/ Money

Snoozing is losing when it comes to insurance renewals

Series of colourful alarm clocks

While some people are happy to shop around for their insurance, others among you become frustrated with the way that companies fail to reward loyalty. So have things improved since our investigation in 2012?

The main gripe you report when it comes to insurance renewals is that loyalty isn’t always rewarded. Some insurers will put your rates up in the second and third years, even when you haven’t made a claim. Meanwhile, new customers are offered rock-bottom premiums.

One Which? member expressed his frustration at the perception that customer loyalty isn’t acknowledged ,or welcomed, by insurers:

‘What is wrong with encouraging loyalty and saving all the extra advertising and switching costs?’

Automated renewal if the deadline passes

Automatic renewals are another area of contention for car and home insurers. While desirable for some time-pressed people, there’s a feeling that they can catch out the more disorganised of us with large premium hikes.

‘The whole process is tedious and when the policy tends to double in year two, you’d be mad not to shop around. As they renew it automatically if you do nothing, I can see how they make money from people who are busy.’

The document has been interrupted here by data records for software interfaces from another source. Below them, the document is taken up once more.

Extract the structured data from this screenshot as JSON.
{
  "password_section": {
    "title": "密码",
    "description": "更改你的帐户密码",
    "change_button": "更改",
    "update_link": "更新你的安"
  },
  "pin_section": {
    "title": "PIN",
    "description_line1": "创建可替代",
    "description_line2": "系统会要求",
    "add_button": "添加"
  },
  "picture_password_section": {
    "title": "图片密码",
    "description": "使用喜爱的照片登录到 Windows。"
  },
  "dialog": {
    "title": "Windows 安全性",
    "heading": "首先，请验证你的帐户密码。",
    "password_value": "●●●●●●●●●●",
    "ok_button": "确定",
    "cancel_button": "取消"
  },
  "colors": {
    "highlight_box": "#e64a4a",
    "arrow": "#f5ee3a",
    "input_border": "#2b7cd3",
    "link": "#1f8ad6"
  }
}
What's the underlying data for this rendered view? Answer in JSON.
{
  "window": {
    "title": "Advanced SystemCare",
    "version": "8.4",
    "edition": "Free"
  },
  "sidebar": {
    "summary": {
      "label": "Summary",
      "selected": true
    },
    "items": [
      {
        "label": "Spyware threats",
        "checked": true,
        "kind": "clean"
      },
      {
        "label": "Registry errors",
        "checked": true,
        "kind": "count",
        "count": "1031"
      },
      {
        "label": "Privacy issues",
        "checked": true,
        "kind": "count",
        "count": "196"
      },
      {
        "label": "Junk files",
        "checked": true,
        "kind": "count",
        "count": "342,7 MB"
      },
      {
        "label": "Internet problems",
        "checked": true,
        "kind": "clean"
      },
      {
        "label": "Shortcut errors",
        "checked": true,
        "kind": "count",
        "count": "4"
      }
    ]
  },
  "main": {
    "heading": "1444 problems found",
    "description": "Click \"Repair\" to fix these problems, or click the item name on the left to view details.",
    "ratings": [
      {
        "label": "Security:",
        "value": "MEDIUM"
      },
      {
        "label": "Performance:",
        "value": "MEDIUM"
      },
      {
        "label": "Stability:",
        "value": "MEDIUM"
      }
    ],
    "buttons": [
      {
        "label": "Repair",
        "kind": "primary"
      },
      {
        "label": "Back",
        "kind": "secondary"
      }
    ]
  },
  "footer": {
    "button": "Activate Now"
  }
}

The Financial Conduct Authority (FCA) agrees that there’s a problem here and is looking into this market. The regulator is particularly concerned with ‘differential pricing’, ie better rates for new customers than existing policyholders, and the use of auto-renewals.

The idea of insurers being compelled to put last year’s premium rate on the renewal letter, which we’ve advocated for a while, is one recommendation being looked at.

Insurance renewals still an issue?

We’re scoping out some new research into insurance and auto-renewals  and would value your input. Do you believe there’s real detriment in this area or it is ‘just the way that it is’?

It may be that you think people that don’t query their rate deserve what they get and cheaper prices should be the preserve of the ‘informed hagglers’.

How much money have you saved by being a bit canny when your renewal notice drops onto the doormat?


Auto renewal of vehicle insurance which is a legal requirement for use on the roads is helpful but I always check via two or three of the comparison sites that my insurance is within reason against the loss-leader offerings.

House insurance is a different matter and I find it unreasonable that there should be auto renewal on something which is voluntary (albeit the 37.3% with mortgagors will require it).

A supermarket-like price comparison on the renewal invitation would be a welcome addition just as I have had some £20 in credit notes on comparison groceries this week.

Helpful says:
26 September 2013

Mortgagees not mortgagors


Thank you Helpful.

When I had a mortgage I as the mortgagor had to pay for insurance. I was unaware it had changed.


I think he was referring to house contents insurance not what we used to call mortgage protection insurance.


should have said house contents and buildings insurance.


I think the point being made that it is a requirement of the mortgagee but as you say paid by the mortgagor.


Auto-renewals are handy but I would prefer the regulator to force the companies to prominently display a message in auto-renewal quotes that it may be cheaper elsewhere. This will encourage people to shop around.

My next door neighbor (who works for one of the top UK insurers) once told me that only idiots accept a renewal quote without challenging the prices. I was quoted £210 this year for my car insurance & one simple phone call to the insurer brought it down to £182 and also had a NCD protection thrown in at no extra cost. Few years ago, my home insurance renewal quote crept up to £235 and a phone call reduced to £140, i.e. a whopping £95 savings. I was amazed at the reduction but was told being a loyal customer (hey.. just 1 year with them) and they were giving away FREE contents cover.

Auto-renewal is certainly worth it but should also carry a message that the price may be cheaper elsewhere.


I never agree to auto renewal. I still get renewal reminders and then have the annual ritual of ringing up and getting the price reduced.

Takes about 15 minutes by normally saves about £30.

Willie 078 says:
6 October 2013

I have been with the AA many years I have had no call outs in the last five years or so but I still noticed that my annual renewal kept going up until I told them to cancel it. The price went down by £100+. So it does pay to phone .